I winced when Sirius Satellite Radio merged with my cherished XM Radio (creative law number 1: When companies merge, creativity takes it in the shorts), and that wincing devolved into some major cussing when said merger knocked a couple of favorite stations off the air. XM's all-disco channel Chrome, for one, disappeared, and Sirius/XM's exhortation to 'try the 70's on 7 channel ' sent me into a glitterball-and-platform-chucking fit. When you wanna shake your tail feather to some Chic, mewling granola-huffers like England Dan and John Ford Coley do not, nor will they ever, EVER provide adequate succor, guys. Not even close.
But all was forgiven when a twist of the ol' car radio dial landed on channel 59: Little Steven's Underground Garage. Screw Best Sirius/XM Station laurels: It's the best damned channel on the planet. Period. And you'll have to pry the dial from my cold dead fingers.
Little Steven is, of course, Little Steven Van Zandt of Bruce Springsteen's E Street Band (and late of the Sopranos ensemble), and the channel he's birthed largely celebrates raw, unadorned rock and roll from the last sixty years. Sure, there are swatches of blue-collar rock a la Springsteen, but the breadth and depth of their playlist routinely sets my music nerd head a' spinning.

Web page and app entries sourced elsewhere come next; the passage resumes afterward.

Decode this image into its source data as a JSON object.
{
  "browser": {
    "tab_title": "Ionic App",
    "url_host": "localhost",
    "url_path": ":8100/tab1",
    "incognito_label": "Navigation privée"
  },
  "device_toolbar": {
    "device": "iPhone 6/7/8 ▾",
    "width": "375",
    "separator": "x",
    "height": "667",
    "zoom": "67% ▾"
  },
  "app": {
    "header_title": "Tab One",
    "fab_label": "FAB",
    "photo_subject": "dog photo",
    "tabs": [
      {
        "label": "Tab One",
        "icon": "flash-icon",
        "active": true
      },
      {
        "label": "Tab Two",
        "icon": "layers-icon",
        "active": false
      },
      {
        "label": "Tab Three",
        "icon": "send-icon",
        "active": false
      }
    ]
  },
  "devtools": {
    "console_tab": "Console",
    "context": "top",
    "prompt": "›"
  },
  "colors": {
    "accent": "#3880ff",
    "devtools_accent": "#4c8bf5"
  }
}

You get blues from the forties through the sixties; fifties rock, doo-wop and rockabilly; vintage girl groups from rock and roll's first two decades; even a sprinkling of Rat Pack action. It's a mix put together by folks with respect for the past, but an eye (and a blown eardrum) turned squarely in the direction of the present.
True to its name, though, the Underground Garage straddles the loud and cathartic goodness of--you guessed it--garage rock old and new more vigorously than any other station in the whole wide world.
That means three chords, attitude and energy over finesse, and more primal glee in three random minutes of air time than most of today's 'modern rock' stations can cough up in a year. The Underground spins stuff from the sixties, touching on classic Brit Invasion tracks as well as stuff too raw or weird to graduate to Golden Oldies status; the seventies get a nod, but it's first-wave punk and the sugar buzz of power pop like Big Star and (WOOT!) Cheap Trick; then they hit the eighties via second-generation garage-psych knuckledraggers like the Lime Spiders; and a few truly worthy modern bands make the cut, too. The White Stripes' rejiggering of garage rock's DNA gets play, as do snot-nosed keepers of the flame like Swedish fireballs the Hives and English rascals The Silver Brazilians, whose deliciously cheeky ode to actress Kate Winslet ("I'm no diplomat, but you look better fat/Kate Winslet") will burrow its Dizzy-Miss-Lizzy way into you like a leather-jacketed tapeworm.
Oh, and I double-dog dare you to find a cooler set of DJ's on the planet. Most of 'em are musicians themselves, and all of 'em sport taste (and smarts) to burn. In addition to Van Zandt (always brimming with avuncular wit and stories about everything from astral physics to Count Dracula), there's Handsome Dick Manitoba (former lead singer of proto-punks the Dictators and the best cool New York uncle you never had), Ko Melina (bassist from Detroit's godlike Dirtbombs, and an ace judge of new punk and garage talent), and Andrew Loog Oldham (yes, the legendary British producer who produced the Rolling Stones' best records, and a fount of great stories about those glory years). The chat's never inane, and no one talks over the tunes. Christ laying on a busted distortion pedal, I couldn't program a better station myself.
Lest all this geeking out scare all of you non-music dorks away, give a listen to the current Playlist on this here Blog, which features only bands/tunes I've heard on the Underground Garage in the last month. Or better yet, go to the Underground Garage website and listen to an archived show. If none of this sets your ass to shaking and your fingers to involuntarily cranking the volume, someone needs to take a Defibrillator to you.